Ever since Stephon Clarke, an African-American man, was killed by a police officer in his grandparents’ backyard, numerous protests in Sacramento, California have given rise to tensions in the city.
On March 22, protesters rallied outside the Golden 1 Center in downtown Sacramento effectively blocking Interstate 5, which caused traffic to be diverted.
However, in order to defuse tensions, state and local authorities have now promised an independent oversight into Clark’s killing.
According to a report in Los Angeles Times, the protests were in full swing even on Tuesday as more than a 100 people marched from the Sacramento County district attorney’s office to City Hall holding signs that read, “Sac PD: Stop killing us!” and “Not a gun. It was a cell phone.”
Clark was shot 20 times on Sunday, March 20 in South Sacramento when police officials responded to a call that said a six-foot-one man wearing a black hooded sweatshirt and dark pants was breaking car windows.
The incident received a lot of attention and the Sacramento Police Department and the mayor received criticism for the manner in which Clark was shot.
In response, Mayor Darrell Steinberg had assured the public on March 22 that their queries would be answered and that he trusted police chief Daniel Hahn and the department.
The two police officers involved in the shooting were also put on administrative leave as per the standard procedure.
However, the mayor’s words and the police department’s transparency were not enough for the public.
Therefore, state Attorney General Xavier Becerra and Police Chief Hahn on Tuesday called for the state Justice Department to play two roles — to provide independent oversight of the investigation into the shooting and to review Sacramento’s police training and policies on the use of force.
“I have complete confidence in my detectives, but due to the nature of this investigation, the extremely high emotion, anger and hurt in our city, I felt it was in the best interest of our entire community, including the members of our Police Department. Our city is at a critical point right now, and I believe this will help build faith and confidence,” Hahn said.
Becerra also said that the reports would be “based on the fact and the law, nothing more and nothing less”.
Sacramento County Dist. Atty. Anne Marie Schubert also weighed in on the issue and said, “My job is to provide a full, fair, independent review of this shooting. At the end of the day, it will be based on facts and the law.… Understand, that process will take time.”

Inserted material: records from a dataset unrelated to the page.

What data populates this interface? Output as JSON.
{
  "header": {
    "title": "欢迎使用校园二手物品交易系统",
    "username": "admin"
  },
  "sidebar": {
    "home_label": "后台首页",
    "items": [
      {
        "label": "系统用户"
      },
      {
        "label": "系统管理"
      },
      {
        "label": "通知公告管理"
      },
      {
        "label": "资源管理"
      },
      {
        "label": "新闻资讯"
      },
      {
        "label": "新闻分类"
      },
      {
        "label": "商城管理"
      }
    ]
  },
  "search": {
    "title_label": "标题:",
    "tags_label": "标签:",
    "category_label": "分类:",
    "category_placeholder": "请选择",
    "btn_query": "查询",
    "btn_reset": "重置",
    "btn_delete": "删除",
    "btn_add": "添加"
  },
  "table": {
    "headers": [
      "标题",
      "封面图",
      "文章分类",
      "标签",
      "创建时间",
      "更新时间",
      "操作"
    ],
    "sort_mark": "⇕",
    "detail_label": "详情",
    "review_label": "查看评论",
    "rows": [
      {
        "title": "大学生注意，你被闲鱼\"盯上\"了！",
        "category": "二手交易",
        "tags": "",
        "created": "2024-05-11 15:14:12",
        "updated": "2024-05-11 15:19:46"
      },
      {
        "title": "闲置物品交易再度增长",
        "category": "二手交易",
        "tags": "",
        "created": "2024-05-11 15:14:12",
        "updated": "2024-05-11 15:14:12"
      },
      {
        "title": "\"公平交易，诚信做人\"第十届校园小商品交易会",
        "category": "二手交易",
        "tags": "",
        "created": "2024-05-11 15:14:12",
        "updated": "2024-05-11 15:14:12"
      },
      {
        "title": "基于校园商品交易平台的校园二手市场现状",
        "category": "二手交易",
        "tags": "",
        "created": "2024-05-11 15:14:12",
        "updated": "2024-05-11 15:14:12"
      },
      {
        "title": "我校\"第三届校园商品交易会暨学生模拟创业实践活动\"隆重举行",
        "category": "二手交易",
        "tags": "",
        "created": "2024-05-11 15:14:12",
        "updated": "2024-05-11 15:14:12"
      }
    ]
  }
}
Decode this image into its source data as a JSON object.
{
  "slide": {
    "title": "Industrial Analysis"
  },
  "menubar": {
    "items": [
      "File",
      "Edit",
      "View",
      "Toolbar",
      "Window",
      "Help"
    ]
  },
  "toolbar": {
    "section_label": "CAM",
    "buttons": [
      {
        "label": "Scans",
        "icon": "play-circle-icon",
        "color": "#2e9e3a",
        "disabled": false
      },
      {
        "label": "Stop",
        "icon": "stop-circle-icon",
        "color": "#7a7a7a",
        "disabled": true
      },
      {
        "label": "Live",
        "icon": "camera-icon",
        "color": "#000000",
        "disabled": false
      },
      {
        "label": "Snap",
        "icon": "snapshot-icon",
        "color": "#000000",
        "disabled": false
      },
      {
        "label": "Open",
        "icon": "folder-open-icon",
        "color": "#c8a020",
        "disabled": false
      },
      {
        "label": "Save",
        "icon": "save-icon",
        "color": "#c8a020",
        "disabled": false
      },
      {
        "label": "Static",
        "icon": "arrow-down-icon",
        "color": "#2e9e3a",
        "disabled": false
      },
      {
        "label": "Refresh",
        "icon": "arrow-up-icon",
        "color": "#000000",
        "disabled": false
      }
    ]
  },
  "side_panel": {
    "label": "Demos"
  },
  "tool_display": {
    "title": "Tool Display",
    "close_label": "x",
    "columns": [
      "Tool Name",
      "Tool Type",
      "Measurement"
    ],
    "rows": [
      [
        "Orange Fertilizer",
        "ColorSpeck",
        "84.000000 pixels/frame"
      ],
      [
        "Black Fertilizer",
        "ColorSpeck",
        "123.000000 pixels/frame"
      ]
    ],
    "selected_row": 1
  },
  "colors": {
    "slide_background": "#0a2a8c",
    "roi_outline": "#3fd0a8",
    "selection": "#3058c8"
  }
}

Mayor Steinberg was also present at the City Hall for Tuesday’s community meeting. He offered his condolences and assured everyone that it was his job to hear the public’s truth.
“In the days, weeks and months ahead, you will be heard. It is our job to hear your truth and calls for change.”